I have many friends who were military brats, and I'd heard some of their stories about growing up, and so I began asking them to share more of those stories with me.  I conducted interviews with several of them, both in person, and via email.  I also reached out to the military brat community on Facebook, and elicited a couple of stories from people, there, as well.  Once I had maybe 20-30 such stories, I began to structure the larger story my poems, based on their stories, would fit into.

Since I was drawing from stories that stretched back, in some cases, 20 years ago, I had the idea to use a multi-generational approach to my story, itself.  And so, imagined a little girl visiting her grandmother, and discovering in her grandmother's attic, a cache of poems written by her mother when her mom was a little girl.  I wanted to incorporate the voices of both mother and child, and so I set up paired poems, one by the girl, written in free verse, that would introduce the poems written by her mother, which would be in the form of tanka poetry.  It is a story-within-a-story, an approach I especially like, probably because I find it challenging.  I'm always up for a good challenge!

Laura asks:  On a technical level, line breaks really interest me, and teachers ask a lot of questions about them.  I'd love to hear your take on this.  How do you decide where to break lines?
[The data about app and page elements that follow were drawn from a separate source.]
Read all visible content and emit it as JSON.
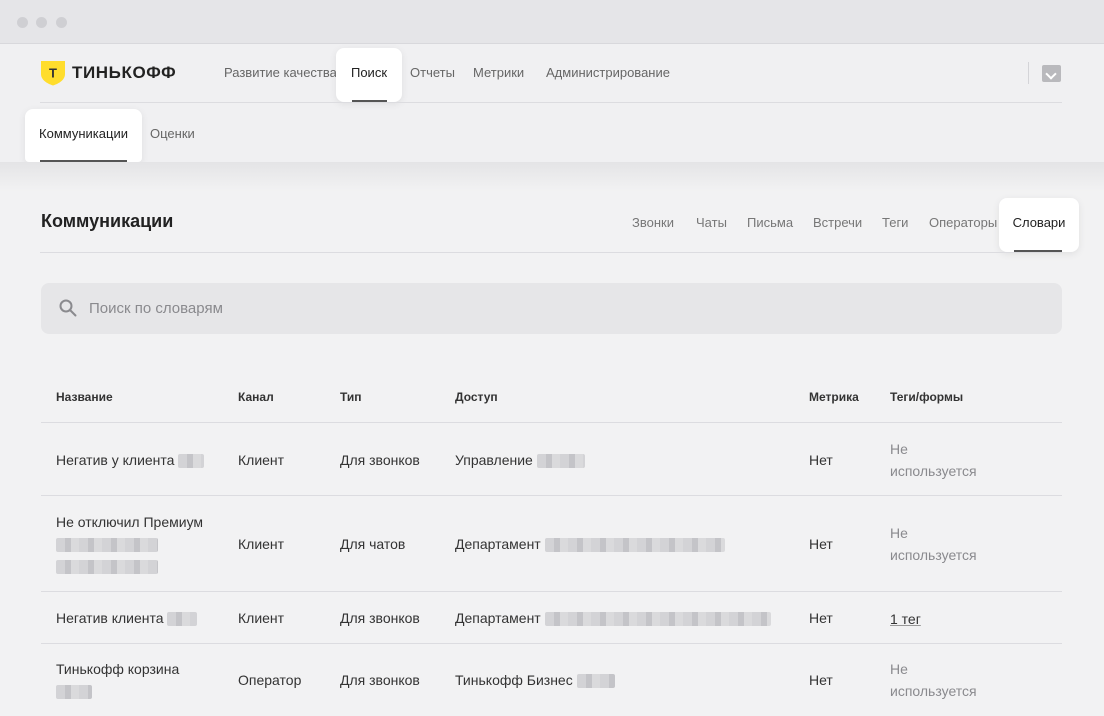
{
  "brand": {
    "logo_letter": "Т",
    "name": "ТИНЬКОФФ"
  },
  "topnav": {
    "items": [
      {
        "label": "Развитие качества"
      },
      {
        "label": "Поиск"
      },
      {
        "label": "Отчеты"
      },
      {
        "label": "Метрики"
      },
      {
        "label": "Администрирование"
      }
    ],
    "active": "Поиск"
  },
  "subnav": {
    "items": [
      {
        "label": "Коммуникации"
      },
      {
        "label": "Оценки"
      }
    ],
    "active": "Коммуникации"
  },
  "page": {
    "title": "Коммуникации",
    "tabs": [
      {
        "label": "Звонки"
      },
      {
        "label": "Чаты"
      },
      {
        "label": "Письма"
      },
      {
        "label": "Встречи"
      },
      {
        "label": "Теги"
      },
      {
        "label": "Операторы"
      },
      {
        "label": "Словари"
      }
    ],
    "active_tab": "Словари"
  },
  "search": {
    "placeholder": "Поиск по словарям",
    "value": ""
  },
  "table": {
    "headers": {
      "name": "Название",
      "channel": "Канал",
      "type": "Тип",
      "access": "Доступ",
      "metric": "Метрика",
      "tags": "Теги/формы"
    },
    "rows": [
      {
        "name": "Негатив у клиента",
        "channel": "Клиент",
        "type": "Для звонков",
        "access": "Управление",
        "metric": "Нет",
        "tags_line1": "Не",
        "tags_line2": "используется"
      },
      {
        "name": "Не отключил Премиум",
        "channel": "Клиент",
        "type": "Для чатов",
        "access": "Департамент",
        "metric": "Нет",
        "tags_line1": "Не",
        "tags_line2": "используется"
      },
      {
        "name": "Негатив клиента",
        "channel": "Клиент",
        "type": "Для звонков",
        "access": "Департамент",
        "metric": "Нет",
        "tags": "1 тег"
      },
      {
        "name": "Тинькофф корзина",
        "channel": "Оператор",
        "type": "Для звонков",
        "access": "Тинькофф Бизнес",
        "metric": "Нет",
        "tags_line1": "Не",
        "tags_line2": "используется"
      }
    ]
  },
  "colors": {
    "brand_yellow": "#ffdd2d",
    "active_underline": "#555555"
  }
}
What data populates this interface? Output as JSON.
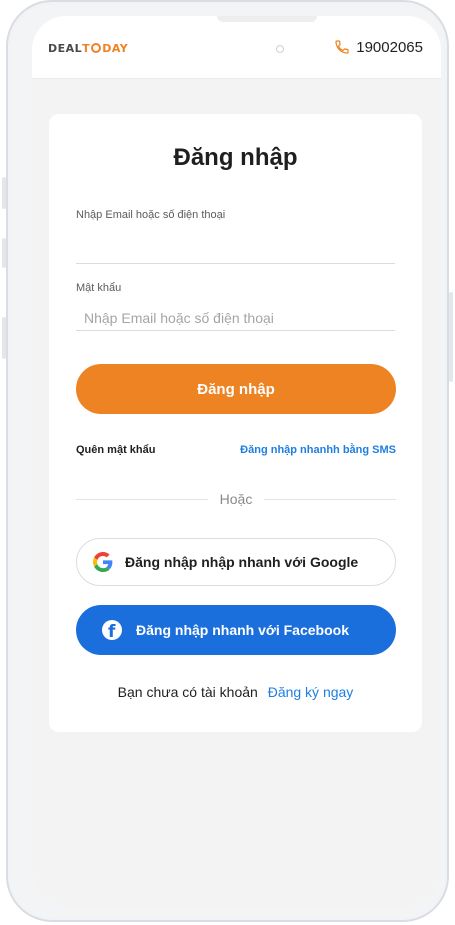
{
  "header": {
    "logo_text": "DEALTODAY",
    "logo_deal": "DEAL",
    "logo_to": "T",
    "logo_day": "DAY",
    "hotline": "19002065",
    "phone_icon": "phone-icon"
  },
  "login": {
    "title": "Đăng nhập",
    "email_label": "Nhập Email hoặc số điện thoại",
    "email_value": "",
    "password_label": "Mật khẩu",
    "password_placeholder": "Nhập Email hoặc số điện thoại",
    "submit_label": "Đăng nhập",
    "forgot_label": "Quên mật khẩu",
    "sms_label": "Đăng nhập nhanhh bằng SMS",
    "or_label": "Hoặc",
    "google_label": "Đăng nhập nhập nhanh với Google",
    "facebook_label": "Đăng nhập nhanh với Facebook",
    "no_account_text": "Bạn chưa có tài khoản",
    "register_label": "Đăng ký ngay"
  },
  "colors": {
    "accent_orange": "#ee8323",
    "facebook_blue": "#1b6fdc",
    "link_blue": "#1e7fe0"
  }
}
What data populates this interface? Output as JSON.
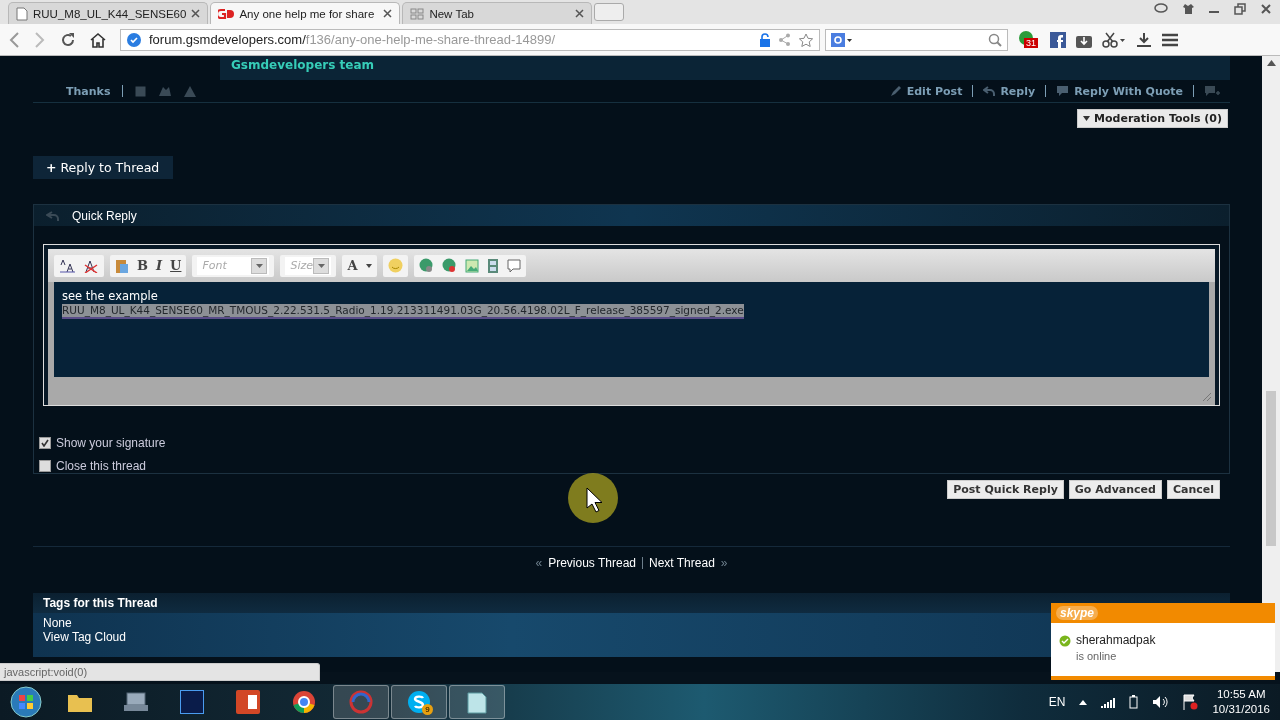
{
  "browser": {
    "tabs": [
      {
        "title": "RUU_M8_UL_K44_SENSE60",
        "selected": false
      },
      {
        "title": "Any one help me for share",
        "selected": true
      },
      {
        "title": "New Tab",
        "selected": false
      }
    ],
    "address": {
      "host": "forum.gsmdevelopers.com/",
      "path": "f136/any-one-help-me-share-thread-14899/"
    },
    "extension_badge": "31"
  },
  "post": {
    "signature": "Gsmdevelopers team",
    "left_actions": [
      "Thanks"
    ],
    "right_actions": [
      "Edit Post",
      "Reply",
      "Reply With Quote"
    ],
    "moderation_tools": "Moderation Tools (0)"
  },
  "reply_to_thread": {
    "icon": "+",
    "label": "Reply to Thread"
  },
  "quick_reply": {
    "title": "Quick Reply",
    "format_buttons": [
      "B",
      "I",
      "U"
    ],
    "font_select": "Font",
    "size_select": "Size",
    "color_button": "A",
    "lines": [
      {
        "text": "see the example",
        "selected": false
      },
      {
        "text": "RUU_M8_UL_K44_SENSE60_MR_TMOUS_2.22.531.5_Radio_1.19.213311491.03G_20.56.4198.02L_F_release_385597_signed_2.exe",
        "selected": true
      }
    ],
    "options": [
      {
        "label": "Show your signature",
        "checked": true
      },
      {
        "label": "Close this thread",
        "checked": false
      }
    ],
    "buttons": [
      "Post Quick Reply",
      "Go Advanced",
      "Cancel"
    ]
  },
  "thread_nav": {
    "previous": {
      "arrow": "«",
      "label": "Previous Thread"
    },
    "next": {
      "label": "Next Thread",
      "arrow": "»"
    }
  },
  "tags": {
    "title": "Tags for this Thread",
    "lines": [
      "None",
      "View Tag Cloud"
    ]
  },
  "status_bubble": "javascript:void(0)",
  "skype": {
    "logo": "skype",
    "user": "sherahmadpak",
    "status": "is online"
  },
  "taskbar": {
    "skype_badge": "9",
    "language": "EN",
    "time": "10:55 AM",
    "date": "10/31/2016"
  }
}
Is it based on meaning, where you want the reader to pause (if you even do want the reader to pause), how it looks on the page, or something different?  Could you share a poem and explain why you chose to break the lines where you did?

Nikki responds: My choice in line breaks is always about meaning, and pauses.  I want the reader to pause where I, as the poet, paused.  How it looks on the page is secondary, although it becomes important if I have two lines that rhyme, and I want the rhymes to fall at the end of each line.  Then, I will break the lines accordingly.  Otherwise, I might choose to keep the rhyming word as an internal rhyme, and wait on the line-break.

In "Wishful Thinking" from Words With Wings, a four-line poem, I chose the first line-break to create a pause:

"I've figured it out:"

By breaking here, I cause the reader to stop and ask, "Figured what out?"  Of course, I will answer that question in the next few lines.

The second line-break creates a pause, and sets up a rhyming scheme, while the third line-break creates contrast between mom and dad:

Mom wants me to be
less like Dad,
more like she.


>>> Look for Nikki’s lovely Words With Wings published by Boyds Mills Press and available now. 

Thank you, Laura and Nikki, for sharing so generously!

Thursday, May 01, 2014

ALSC Institute: Poetry and Science

One more science + poetry plug!
The 2014 ALSC National Institute is scheduled for September 18 - 20, 2014 in Oakland, California and I'll be making the trek there to present with a fantastic panel of poets. Our focus? Science and poetry, of course! Here's the lowdown:

The Science of Poetry and the Poetry of Science: Helping Children Make Connections

Presenters:
Margarita Engle
Susan Blackaby
Janet Wong
Sylvia Vardell

Description:
This session will present poetry that incorporates science content plus practical strategies for implementation. Poetry offers the special language, imagery, and conciseness that introduces or reinforces important science concepts and terminology. We can encourage children to think like a poet and a scientist in carefully observing the world around them using all their senses, maintaining an avid curiosity about how things work, and gathering “big words” and key vocabulary in their reading and their writing. 

We'll be presenting TWICE:
Thursday, Sept. 18 at 10:45-11:45am
and 
Saturday, Sept. 20 at 9:15-10:15am

We'll be talking about a variety of science-themed poetry books and instructional strategies and will provide a poetry bibliography and plenty of freebies! Mark your calendar and plan to attend.